So it’s great the biscuit industry is thriving once more.
I love the ones they used to call “semi-sweet”. Malted Milk is a favourite, along with those thin, dark brown Biscoff things.
The best ever was when McVitie’s did Caramac-covered digestives – but they only did that for about a month, in 1970.
My mum used to like Marie biscuits, which tasted of nothing at all and made me think adults were all mad.
Favourite biscuit: Gold Bar
Clemmie’s fav is a Gold Bar
MY favourite is a Gold bar. Retro.
A biscuit/caramel-y hybrid, it is delicious dunked in builder’s tea so that the golden layer gloops off disgustingly.
I once monstered a pack of five Gold bars on a hangover. Miracle cure.
Favourite biscuit: Custard Cream
Creamy on the inside, crunchy on the outside – what more do you want? Asks Rob RinderCredit: Stewart Williams – The Sun
I’M not a huge biscuit person but when I do indulge, it has to be a custard cream.
Creamy on the inside, crunchy on the outside – what more do you want?
Plus, just one bite will take you right back to childhood. Heaven.
Favourite biscuit: Choc Digestive
Clarkson opts for a Choc DigestiveCredit: Alamy
IT has to be McVitie’s Dark Chocolate Digestive – by a mile.
ALEX’S BEST PICKS
SUPREME CHAMPION: Plain Chocolate Digestive
AHH, the gentle crunch of digestive with the perfect proportion of chocolate to biscuit. It’s a work of art. Try spreading with marmalade for the Jaffa Cake effect or sprinkling a few crumbled croutons on a black cherry yoghurt.
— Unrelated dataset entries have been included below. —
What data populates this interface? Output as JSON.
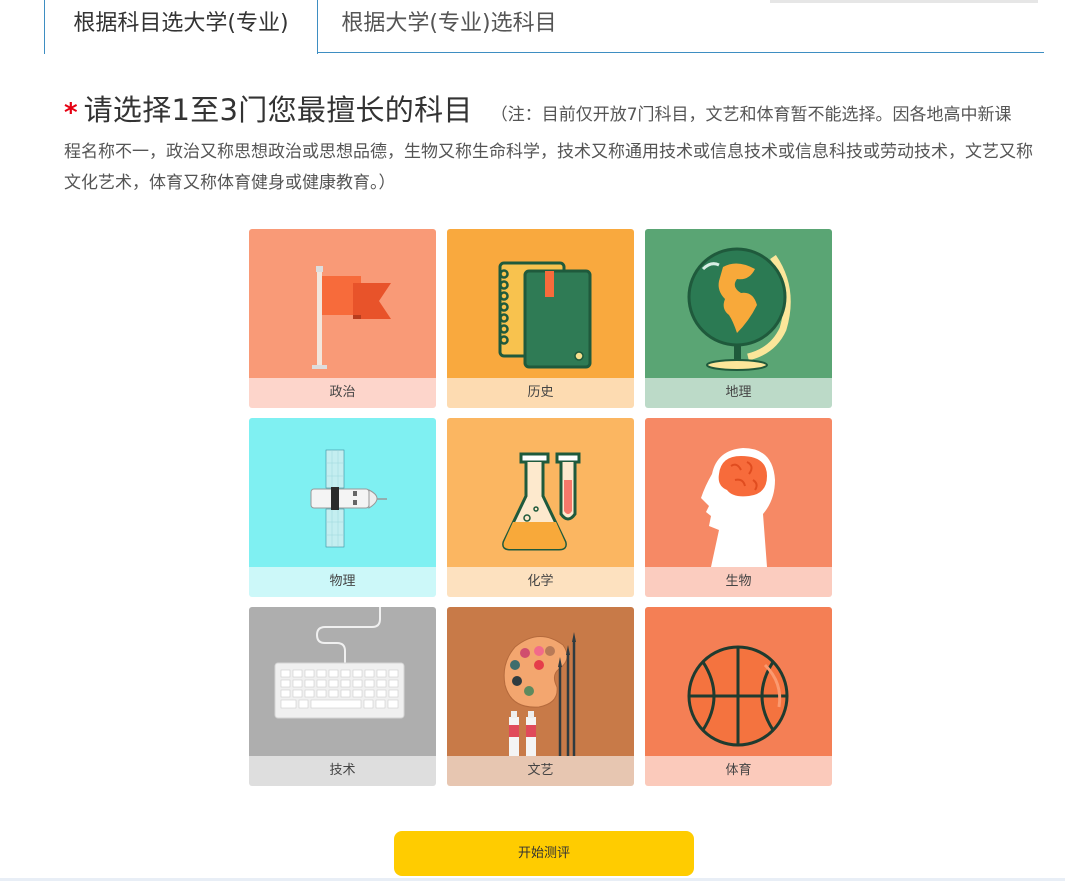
{
  "tabs": [
    {
      "label": "根据科目选大学(专业)",
      "active": true
    },
    {
      "label": "根据大学(专业)选科目",
      "active": false
    }
  ],
  "heading": {
    "star": "*",
    "title": "请选择1至3门您最擅长的科目",
    "note_first": "（注：目前仅开放7门科目，文艺和体育暂不能选择。因各地高中新课",
    "note_rest": "程名称不一，政治又称思想政治或思想品德，生物又称生命科学，技术又称通用技术或信息技术或信息科技或劳动技术，文艺又称文化艺术，体育又称体育健身或健康教育。）"
  },
  "subjects": [
    {
      "label": "政治",
      "icon": "flag-icon",
      "bg": "#f99a77",
      "label_bg": "#fdd5cb"
    },
    {
      "label": "历史",
      "icon": "book-icon",
      "bg": "#f9a93e",
      "label_bg": "#fddbb1"
    },
    {
      "label": "地理",
      "icon": "globe-icon",
      "bg": "#5aa574",
      "label_bg": "#bcdac8"
    },
    {
      "label": "物理",
      "icon": "satellite-icon",
      "bg": "#7ff0f2",
      "label_bg": "#ccf8f9"
    },
    {
      "label": "化学",
      "icon": "flask-icon",
      "bg": "#fbb661",
      "label_bg": "#fde1bf"
    },
    {
      "label": "生物",
      "icon": "brain-head-icon",
      "bg": "#f68965",
      "label_bg": "#fbccbf"
    },
    {
      "label": "技术",
      "icon": "keyboard-icon",
      "bg": "#aeaeae",
      "label_bg": "#dedede"
    },
    {
      "label": "文艺",
      "icon": "palette-icon",
      "bg": "#c87a48",
      "label_bg": "#e7c6b1"
    },
    {
      "label": "体育",
      "icon": "basketball-icon",
      "bg": "#f47f55",
      "label_bg": "#fbcabb"
    }
  ],
  "start_button": {
    "label": "开始测评",
    "color": "#ffcc00"
  }
}
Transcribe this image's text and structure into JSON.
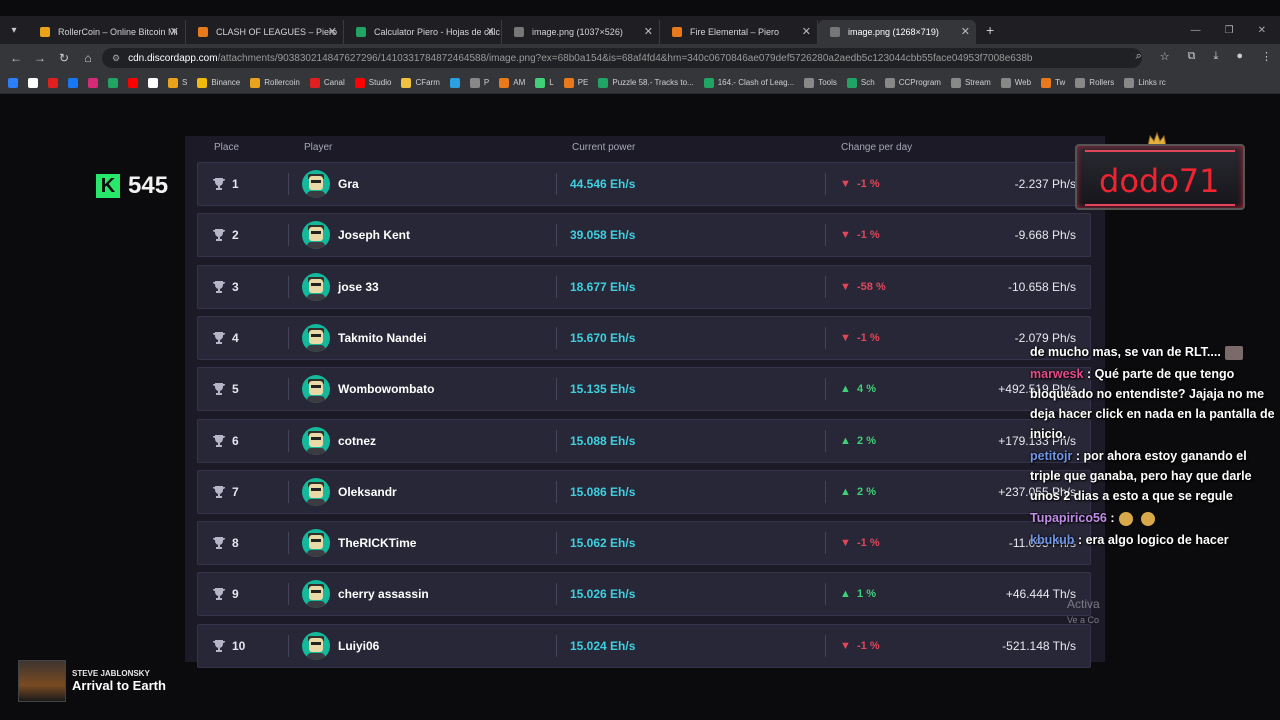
{
  "browser": {
    "tabs": [
      {
        "title": "RollerCoin – Online Bitcoin Mi",
        "color": "#e8a21b",
        "active": false
      },
      {
        "title": "CLASH OF LEAGUES – Piero",
        "color": "#e87a1b",
        "active": false
      },
      {
        "title": "Calculator Piero - Hojas de cálc",
        "color": "#1fa463",
        "active": false
      },
      {
        "title": "image.png (1037×526)",
        "color": "#777777",
        "active": false
      },
      {
        "title": "Fire Elemental – Piero",
        "color": "#e87a1b",
        "active": false
      },
      {
        "title": "image.png (1268×719)",
        "color": "#777777",
        "active": true
      }
    ],
    "url_host": "cdn.discordapp.com",
    "url_path": "/attachments/903830214847627296/1410331784872464588/image.png?ex=68b0a154&is=68af4fd4&hm=340c0670846ae079def5726280a2aedb5c123044cbb55face04953f7008e638b",
    "bookmarks": [
      {
        "label": "",
        "color": "#2d7ff9"
      },
      {
        "label": "",
        "color": "#ffffff"
      },
      {
        "label": "",
        "color": "#e02020"
      },
      {
        "label": "",
        "color": "#1877f2"
      },
      {
        "label": "",
        "color": "#d62976"
      },
      {
        "label": "",
        "color": "#1fa463"
      },
      {
        "label": "",
        "color": "#ff0000"
      },
      {
        "label": "",
        "color": "#ffffff"
      },
      {
        "label": "S",
        "color": "#e8a21b"
      },
      {
        "label": "Binance",
        "color": "#f0b90b"
      },
      {
        "label": "Rollercoin",
        "color": "#e8a21b"
      },
      {
        "label": "Canal",
        "color": "#e02020"
      },
      {
        "label": "Studio",
        "color": "#ff0000"
      },
      {
        "label": "CFarm",
        "color": "#f0c040"
      },
      {
        "label": "",
        "color": "#2aa0e0"
      },
      {
        "label": "P",
        "color": "#888888"
      },
      {
        "label": "AM",
        "color": "#e87a1b"
      },
      {
        "label": "L",
        "color": "#3fd078"
      },
      {
        "label": "PE",
        "color": "#e87a1b"
      },
      {
        "label": "Puzzle 58.- Tracks to...",
        "color": "#1fa463"
      },
      {
        "label": "164.- Clash of Leag...",
        "color": "#1fa463"
      },
      {
        "label": "Tools",
        "color": "#888888"
      },
      {
        "label": "Sch",
        "color": "#1fa463"
      },
      {
        "label": "CCProgram",
        "color": "#888888"
      },
      {
        "label": "Stream",
        "color": "#888888"
      },
      {
        "label": "Web",
        "color": "#888888"
      },
      {
        "label": "Tw",
        "color": "#e87a1b"
      },
      {
        "label": "Rollers",
        "color": "#888888"
      },
      {
        "label": "Links rc",
        "color": "#888888"
      }
    ]
  },
  "leaderboard": {
    "headers": {
      "place": "Place",
      "player": "Player",
      "power": "Current power",
      "change": "Change per day"
    },
    "rows": [
      {
        "place": "1",
        "player": "Gra",
        "power": "44.546 Eh/s",
        "dir": "down",
        "change": "-1 %",
        "perday": "-2.237 Ph/s"
      },
      {
        "place": "2",
        "player": "Joseph Kent",
        "power": "39.058 Eh/s",
        "dir": "down",
        "change": "-1 %",
        "perday": "-9.668 Ph/s"
      },
      {
        "place": "3",
        "player": "jose 33",
        "power": "18.677 Eh/s",
        "dir": "down",
        "change": "-58 %",
        "perday": "-10.658 Eh/s"
      },
      {
        "place": "4",
        "player": "Takmito Nandei",
        "power": "15.670 Eh/s",
        "dir": "down",
        "change": "-1 %",
        "perday": "-2.079 Ph/s"
      },
      {
        "place": "5",
        "player": "Wombowombato",
        "power": "15.135 Eh/s",
        "dir": "up",
        "change": "4 %",
        "perday": "+492.519 Ph/s"
      },
      {
        "place": "6",
        "player": "cotnez",
        "power": "15.088 Eh/s",
        "dir": "up",
        "change": "2 %",
        "perday": "+179.133 Ph/s"
      },
      {
        "place": "7",
        "player": "Oleksandr",
        "power": "15.086 Eh/s",
        "dir": "up",
        "change": "2 %",
        "perday": "+237.055 Ph/s"
      },
      {
        "place": "8",
        "player": "TheRICKTime",
        "power": "15.062 Eh/s",
        "dir": "down",
        "change": "-1 %",
        "perday": "-11.095 Ph/s"
      },
      {
        "place": "9",
        "player": "cherry assassin",
        "power": "15.026 Eh/s",
        "dir": "up",
        "change": "1 %",
        "perday": "+46.444 Th/s"
      },
      {
        "place": "10",
        "player": "Luiyi06",
        "power": "15.024 Eh/s",
        "dir": "down",
        "change": "-1 %",
        "perday": "-521.148 Th/s"
      }
    ]
  },
  "overlay": {
    "kick_count": "545",
    "streamer_name": "dodo71",
    "chat": [
      {
        "user": "",
        "text": "de mucho mas, se van de RLT....",
        "cls": ""
      },
      {
        "user": "marwesk",
        "text": ": Qué parte de que tengo bloqueado no entendiste? Jajaja no me deja hacer click en nada en la pantalla de inicio.",
        "cls": "u-green"
      },
      {
        "user": "petitojr",
        "text": ": por ahora estoy ganando el triple que ganaba, pero hay que darle unos 2 dias a esto a que se regule",
        "cls": "u-blue"
      },
      {
        "user": "Tupapirico56",
        "text": ":",
        "cls": "u-purple"
      },
      {
        "user": "kbukub",
        "text": ": era algo logico de hacer",
        "cls": "u-blue"
      }
    ],
    "activate_line1": "Activa",
    "activate_line2": "Ve a Co",
    "music_artist": "STEVE JABLONSKY",
    "music_song": "Arrival to Earth"
  }
}
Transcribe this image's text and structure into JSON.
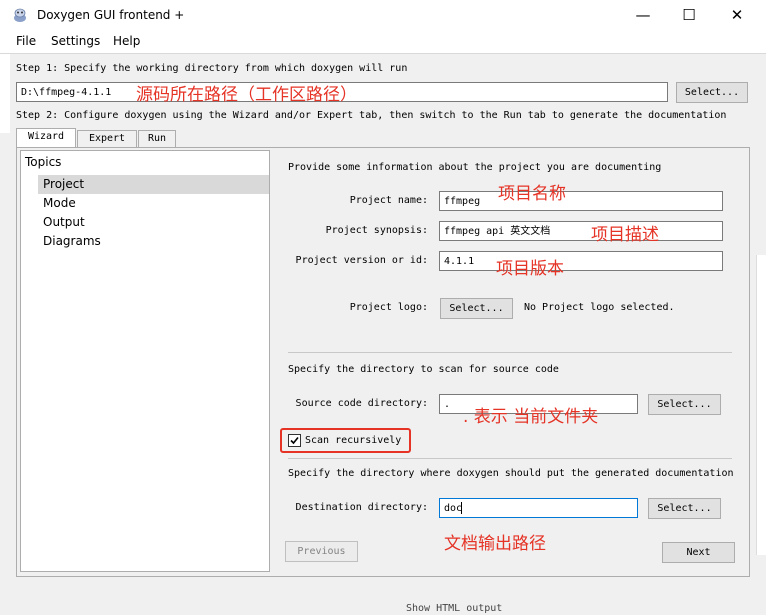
{
  "window": {
    "title": "Doxygen GUI frontend +",
    "minimize": "—",
    "maximize": "☐",
    "close": "✕"
  },
  "menu": [
    "File",
    "Settings",
    "Help"
  ],
  "step1": {
    "label": "Step 1: Specify the working directory from which doxygen will run",
    "value": "D:\\ffmpeg-4.1.1",
    "select": "Select..."
  },
  "step2": {
    "label": "Step 2: Configure doxygen using the Wizard and/or Expert tab, then switch to the Run tab to generate the documentation"
  },
  "tabs": [
    "Wizard",
    "Expert",
    "Run"
  ],
  "topics": {
    "header": "Topics",
    "items": [
      "Project",
      "Mode",
      "Output",
      "Diagrams"
    ]
  },
  "project": {
    "intro": "Provide some information about the project you are documenting",
    "name_label": "Project name:",
    "name_value": "ffmpeg",
    "synopsis_label": "Project synopsis:",
    "synopsis_value": "ffmpeg api 英文文档",
    "version_label": "Project version or id:",
    "version_value": "4.1.1",
    "logo_label": "Project logo:",
    "logo_button": "Select...",
    "logo_status": "No Project logo selected.",
    "source_intro": "Specify the directory to scan for source code",
    "source_label": "Source code directory:",
    "source_value": ".",
    "source_button": "Select...",
    "scan_label": "Scan recursively",
    "scan_checked": true,
    "dest_intro": "Specify the directory where doxygen should put the generated documentation",
    "dest_label": "Destination directory:",
    "dest_value": "doc",
    "dest_button": "Select...",
    "previous": "Previous",
    "next": "Next"
  },
  "annotations": {
    "workdir": "源码所在路径（工作区路径）",
    "name": "项目名称",
    "synopsis": "项目描述",
    "version": "项目版本",
    "source": ". 表示 当前文件夹",
    "dest": "文档输出路径"
  },
  "bottom_text": "Show HTML output",
  "colors": {
    "annotation": "#e53326",
    "highlight_box": "#e53326"
  }
}
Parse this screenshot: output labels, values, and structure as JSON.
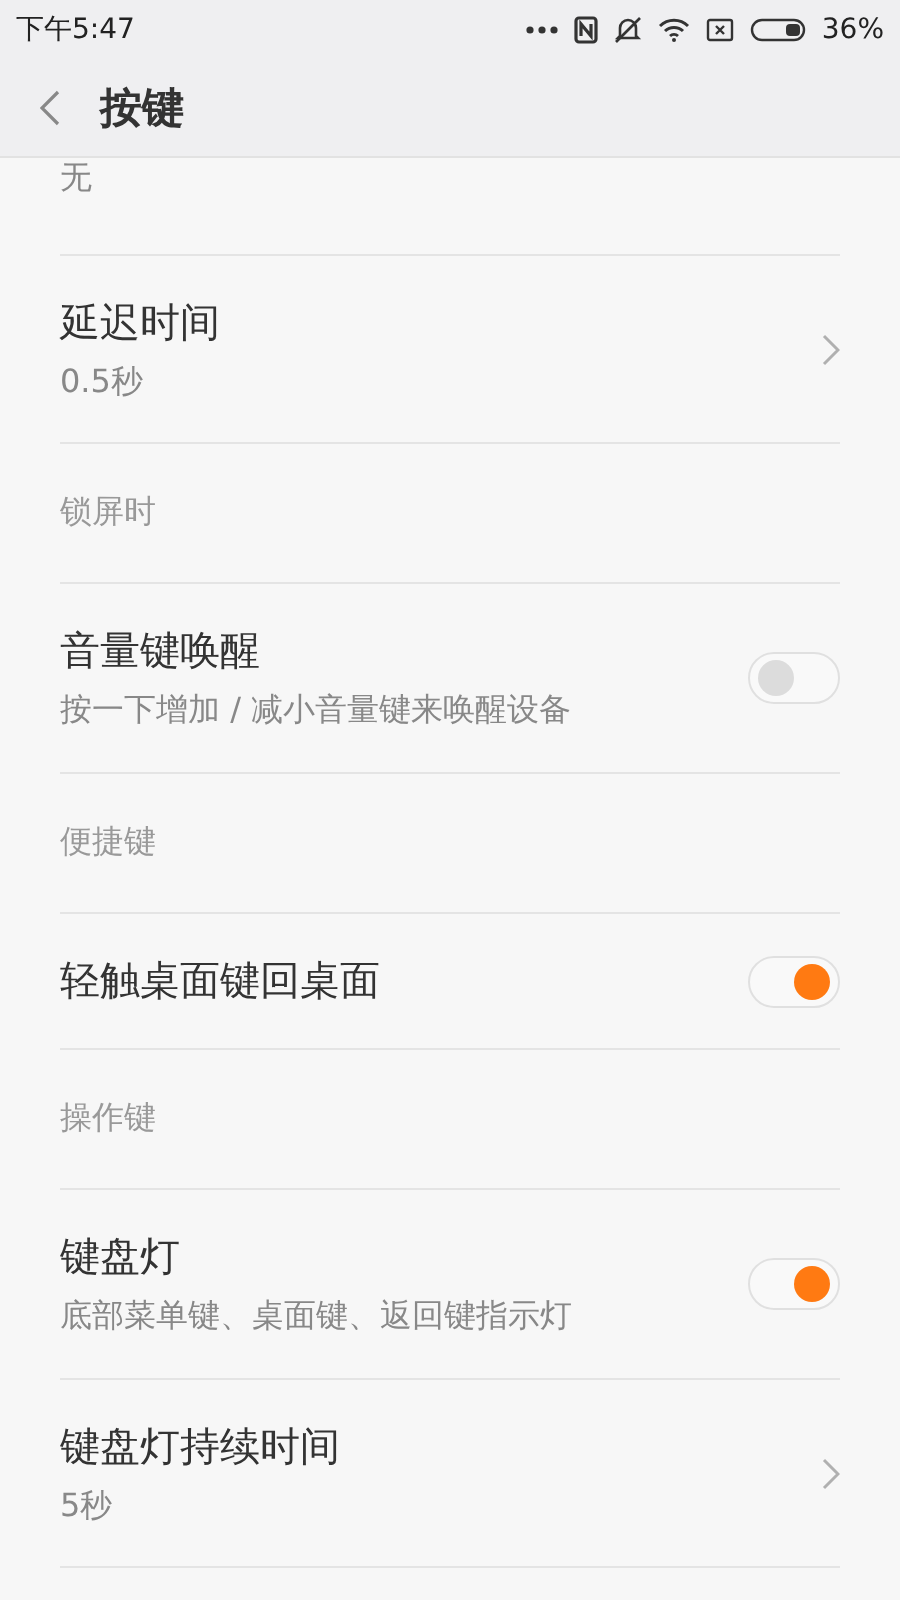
{
  "status_bar": {
    "time": "下午5:47",
    "battery_text": "36%"
  },
  "header": {
    "title": "按键"
  },
  "items": [
    {
      "kind": "nav",
      "subtitle": "无"
    },
    {
      "kind": "nav",
      "title": "延迟时间",
      "subtitle": "0.5秒"
    },
    {
      "kind": "section",
      "title": "锁屏时"
    },
    {
      "kind": "switch",
      "title": "音量键唤醒",
      "subtitle": "按一下增加 / 减小音量键来唤醒设备",
      "on": false
    },
    {
      "kind": "section",
      "title": "便捷键"
    },
    {
      "kind": "switch",
      "title": "轻触桌面键回桌面",
      "on": true
    },
    {
      "kind": "section",
      "title": "操作键"
    },
    {
      "kind": "switch",
      "title": "键盘灯",
      "subtitle": "底部菜单键、桌面键、返回键指示灯",
      "on": true
    },
    {
      "kind": "nav",
      "title": "键盘灯持续时间",
      "subtitle": "5秒"
    }
  ]
}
BEST FOR A HANGOVER/ PERK UP: Custard Cream
A STEAMING-HOT mug of tea and the mood-altering levels of sugar in a custard cream are enough to breathe new life back into anybody. Perfect dunkers. I prefer them kept in the fridge, so you get one warm mushy bite and one cold crunchy one.
BEST ALL-ROUNDER: Ginger Snap
FULLY loaded with the zap and zing of ginger, the sweet kings of crunchiness are perfect for that much-needed lift at three o’clock. Absolutely fantastic in an ice cream as a 99 substitiute.
BEST FOR WHEN POSH AUNT MABEL MAKES A SURPRISE APPEARANCE: Rich Tea
I MADE the mistake of saying Rich Tea biscuits were boring when I recently appeared on Channel 4’s Sunday Brunch. The social media backlash was fierce. And I’ve since completely changed my mind about them. Perhaps this modest and understated old favourite is the most British biscuit of them all. Nothing dunks quite like an old-fashioned Rich Tea and they are surprisingly good with Caerphilly cheese if you want to spice things up a bit.
BEST THREE FOR A BISCUIT TIN: Jammie Dodgers, Bourbon Creams and Malted Milks
MY three childhood favourites. I’m sorry to say it’s a while since I’ve bought any of these as I’d forgotten just how good they all are. Jammy Dodgers have the perfect balance of snappiness and goo and the crunchy exterior of the creams mingles wonderfully with the soft centres. If you’ve got a box full of all these beauties in the kitchen, you’re literally ready for anything.